Here we’ll be discussing Justine Firnhaber-Baker’s presentation on how histories of conflict were created during and after the Jacquerie, a French revolt of 1358. She has written extensively on medieval revolts and just this year published a book on the Jacquerie with Oxford University Press. The Jacquerie broke out following a period of political instability in France, after the King was captured by the English at the battle of Poitiers. There was violence and unrest throughout France during the revolt, but a significant amount came to focus on the town of Meaux, where the Queen was sheltering.
As a way into understanding the events of 1358 and their aftermath, Firnhaber-Baker introduced a single source from the French National Archives. It was issued some years after the Jacquerie and belongs to a category of legal documents known as ‘abolitions.’ The purpose of an ‘abolition’ was to expunge the guilt of a party accused of criminal action, not because they were innocent but because the authorities found their conduct permissible under the circumstances. This particular ‘abolition’ was issued after the Jacquerie on to exonerate a supporter of the monarchy for property damage he had carried out in Meaux during the revolt.
In this document, we glimpse the many levels of conflict at play during the Jacquerie, and some of the steps taken by French authorities to manage those conflicts.
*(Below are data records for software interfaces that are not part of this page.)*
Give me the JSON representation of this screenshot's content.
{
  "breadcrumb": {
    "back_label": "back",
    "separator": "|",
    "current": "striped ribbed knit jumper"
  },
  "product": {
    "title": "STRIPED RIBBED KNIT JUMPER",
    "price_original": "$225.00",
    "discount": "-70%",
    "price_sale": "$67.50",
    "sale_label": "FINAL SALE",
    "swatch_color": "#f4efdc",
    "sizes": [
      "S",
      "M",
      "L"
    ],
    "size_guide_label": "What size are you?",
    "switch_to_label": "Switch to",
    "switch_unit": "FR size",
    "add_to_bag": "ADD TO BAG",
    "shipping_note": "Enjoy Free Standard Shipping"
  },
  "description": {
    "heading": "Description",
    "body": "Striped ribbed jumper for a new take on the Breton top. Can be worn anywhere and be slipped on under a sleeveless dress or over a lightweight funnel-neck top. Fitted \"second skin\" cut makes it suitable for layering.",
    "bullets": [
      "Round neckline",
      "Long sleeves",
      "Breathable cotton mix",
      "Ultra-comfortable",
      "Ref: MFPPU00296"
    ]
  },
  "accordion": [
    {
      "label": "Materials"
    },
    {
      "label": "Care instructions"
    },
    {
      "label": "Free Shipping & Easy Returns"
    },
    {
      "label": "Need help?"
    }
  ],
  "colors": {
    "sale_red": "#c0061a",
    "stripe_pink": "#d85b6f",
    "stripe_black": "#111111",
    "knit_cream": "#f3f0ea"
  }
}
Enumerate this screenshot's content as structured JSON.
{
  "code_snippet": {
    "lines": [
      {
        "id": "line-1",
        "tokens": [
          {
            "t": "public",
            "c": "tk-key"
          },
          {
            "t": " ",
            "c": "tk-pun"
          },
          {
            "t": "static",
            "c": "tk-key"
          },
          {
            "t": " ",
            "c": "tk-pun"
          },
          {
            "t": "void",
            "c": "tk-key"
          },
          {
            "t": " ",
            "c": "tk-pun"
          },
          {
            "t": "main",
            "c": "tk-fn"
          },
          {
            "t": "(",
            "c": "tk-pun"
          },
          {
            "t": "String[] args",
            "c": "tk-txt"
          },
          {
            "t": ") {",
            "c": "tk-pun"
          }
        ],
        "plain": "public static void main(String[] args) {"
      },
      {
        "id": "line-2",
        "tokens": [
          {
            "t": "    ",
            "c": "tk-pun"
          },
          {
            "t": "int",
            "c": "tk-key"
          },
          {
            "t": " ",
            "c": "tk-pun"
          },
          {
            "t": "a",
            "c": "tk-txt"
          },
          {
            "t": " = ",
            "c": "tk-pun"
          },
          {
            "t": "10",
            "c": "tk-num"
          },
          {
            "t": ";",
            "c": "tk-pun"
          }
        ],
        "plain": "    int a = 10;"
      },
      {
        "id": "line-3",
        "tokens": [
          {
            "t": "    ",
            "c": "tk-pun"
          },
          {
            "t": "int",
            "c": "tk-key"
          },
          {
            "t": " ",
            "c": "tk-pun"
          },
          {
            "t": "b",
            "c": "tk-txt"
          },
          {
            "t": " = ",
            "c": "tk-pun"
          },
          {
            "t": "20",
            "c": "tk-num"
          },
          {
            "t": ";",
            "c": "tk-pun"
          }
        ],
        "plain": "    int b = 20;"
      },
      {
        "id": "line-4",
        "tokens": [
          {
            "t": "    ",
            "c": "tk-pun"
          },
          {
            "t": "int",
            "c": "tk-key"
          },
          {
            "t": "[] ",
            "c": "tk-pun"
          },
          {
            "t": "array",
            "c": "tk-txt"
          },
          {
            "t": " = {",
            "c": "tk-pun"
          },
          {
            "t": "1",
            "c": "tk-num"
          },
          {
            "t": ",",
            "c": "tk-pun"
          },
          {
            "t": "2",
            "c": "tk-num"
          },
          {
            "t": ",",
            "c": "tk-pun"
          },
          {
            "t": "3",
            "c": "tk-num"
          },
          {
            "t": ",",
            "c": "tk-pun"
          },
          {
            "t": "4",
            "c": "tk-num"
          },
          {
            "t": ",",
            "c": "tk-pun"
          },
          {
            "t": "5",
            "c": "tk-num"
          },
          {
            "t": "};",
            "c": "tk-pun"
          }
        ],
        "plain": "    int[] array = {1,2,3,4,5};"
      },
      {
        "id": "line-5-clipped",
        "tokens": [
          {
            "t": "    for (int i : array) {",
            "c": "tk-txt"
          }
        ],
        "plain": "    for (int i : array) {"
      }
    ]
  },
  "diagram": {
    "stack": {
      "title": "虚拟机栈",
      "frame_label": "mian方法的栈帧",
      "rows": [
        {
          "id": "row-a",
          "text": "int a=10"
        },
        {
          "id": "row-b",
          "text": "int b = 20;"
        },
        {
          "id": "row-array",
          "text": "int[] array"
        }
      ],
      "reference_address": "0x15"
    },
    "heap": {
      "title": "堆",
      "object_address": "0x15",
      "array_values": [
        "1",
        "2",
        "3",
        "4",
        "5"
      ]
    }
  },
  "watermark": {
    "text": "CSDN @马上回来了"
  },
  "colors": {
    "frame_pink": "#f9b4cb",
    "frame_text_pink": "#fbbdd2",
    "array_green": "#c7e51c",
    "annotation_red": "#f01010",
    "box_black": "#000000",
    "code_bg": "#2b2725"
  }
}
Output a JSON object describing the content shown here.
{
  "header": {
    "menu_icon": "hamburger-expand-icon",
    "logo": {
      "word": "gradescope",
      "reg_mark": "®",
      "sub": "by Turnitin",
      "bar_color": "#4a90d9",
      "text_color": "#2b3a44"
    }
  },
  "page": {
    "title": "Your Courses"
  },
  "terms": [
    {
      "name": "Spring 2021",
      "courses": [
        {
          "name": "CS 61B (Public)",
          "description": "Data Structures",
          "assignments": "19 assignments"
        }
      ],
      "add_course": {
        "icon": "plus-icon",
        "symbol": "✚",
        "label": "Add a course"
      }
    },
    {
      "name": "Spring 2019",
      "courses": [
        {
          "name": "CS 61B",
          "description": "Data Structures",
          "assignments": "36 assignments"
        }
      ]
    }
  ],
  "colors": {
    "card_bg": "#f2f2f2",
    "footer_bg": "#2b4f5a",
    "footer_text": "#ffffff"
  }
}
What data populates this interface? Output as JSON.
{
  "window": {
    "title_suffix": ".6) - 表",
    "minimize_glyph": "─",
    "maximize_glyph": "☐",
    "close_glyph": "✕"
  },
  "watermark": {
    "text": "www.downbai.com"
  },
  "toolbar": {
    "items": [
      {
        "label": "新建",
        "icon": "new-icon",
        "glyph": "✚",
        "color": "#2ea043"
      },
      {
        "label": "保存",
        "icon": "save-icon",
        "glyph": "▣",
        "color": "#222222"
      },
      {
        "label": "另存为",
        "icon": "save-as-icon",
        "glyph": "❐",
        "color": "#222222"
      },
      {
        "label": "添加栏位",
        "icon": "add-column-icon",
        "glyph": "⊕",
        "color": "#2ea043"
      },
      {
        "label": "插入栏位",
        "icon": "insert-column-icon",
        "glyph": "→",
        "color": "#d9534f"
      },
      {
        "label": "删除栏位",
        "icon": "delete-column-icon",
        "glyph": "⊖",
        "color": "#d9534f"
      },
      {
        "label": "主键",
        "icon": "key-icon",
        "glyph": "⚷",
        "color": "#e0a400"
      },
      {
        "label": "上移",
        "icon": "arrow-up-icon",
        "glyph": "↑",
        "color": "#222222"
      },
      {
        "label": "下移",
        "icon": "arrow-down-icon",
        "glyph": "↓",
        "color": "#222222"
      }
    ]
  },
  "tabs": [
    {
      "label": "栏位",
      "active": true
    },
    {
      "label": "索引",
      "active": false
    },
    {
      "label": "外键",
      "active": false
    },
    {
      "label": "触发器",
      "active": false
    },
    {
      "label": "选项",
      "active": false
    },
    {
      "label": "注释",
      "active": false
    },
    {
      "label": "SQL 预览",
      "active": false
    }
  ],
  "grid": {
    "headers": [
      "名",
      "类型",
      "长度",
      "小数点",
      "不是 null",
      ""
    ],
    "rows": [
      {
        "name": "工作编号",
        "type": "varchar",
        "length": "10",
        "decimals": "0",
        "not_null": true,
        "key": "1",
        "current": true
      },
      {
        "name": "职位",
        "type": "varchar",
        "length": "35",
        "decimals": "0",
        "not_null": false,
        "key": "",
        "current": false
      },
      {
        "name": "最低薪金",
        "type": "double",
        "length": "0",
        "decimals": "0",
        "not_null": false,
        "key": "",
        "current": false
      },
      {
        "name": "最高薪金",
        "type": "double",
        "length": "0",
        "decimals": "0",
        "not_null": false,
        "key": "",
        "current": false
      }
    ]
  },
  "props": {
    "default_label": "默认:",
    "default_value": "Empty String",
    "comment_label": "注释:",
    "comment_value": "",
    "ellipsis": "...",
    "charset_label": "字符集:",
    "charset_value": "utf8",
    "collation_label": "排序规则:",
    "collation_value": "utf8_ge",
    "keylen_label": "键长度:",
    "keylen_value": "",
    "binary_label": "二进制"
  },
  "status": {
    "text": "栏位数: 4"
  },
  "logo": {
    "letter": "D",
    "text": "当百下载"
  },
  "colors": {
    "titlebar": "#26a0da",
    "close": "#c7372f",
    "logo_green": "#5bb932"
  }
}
On the one hand, it addresses the local conflict between the property owner and the vandal, reversing the usual legal order, which would defend property, in light of what the authorities saw as the legitimate efforts of the accused to act in defence of the crown. On the other hand, this legal dispute between two individuals also reflects the conflict at large. By removing the possibility of redress for those affected by their supporters the document sought to eliminate an avenue for the perpetuation of the conflict and mark a clear end to the Jacquerie, meanwhile, by making a retrospective exception from the usual legal order, the document also communicated to future royal supporters that extra-legal action in times of crisis might be rewarded, setting the stage for the similar management of future conflicts.
Yet even a versatile detailed source like this ‘abolition’ can’t tell the whole story, so for the next part of her presentation Firnhaber-Baker turned to a second document. In the Grandes Chroniques de France, the small story of the violence in Meaux is hardly about the city itself at all, it becomes instead a story of the bodily protection of royal women, and the conflict as presented in the chronicle is less centered on political factions than on the threat of sexual violence. By adding this aspect to the story, the chronicle reveals another level of conflict playing out. Not only do we see the local conflict at Meaux, and the regional conflict of the Jacquerie with its particular political context, but also a more dispute at the highest political level about the legitimacy of the Valois monarchy, as embodied in the royal women and their role in perpetuating the dynasty through producing legitimate heirs. [....]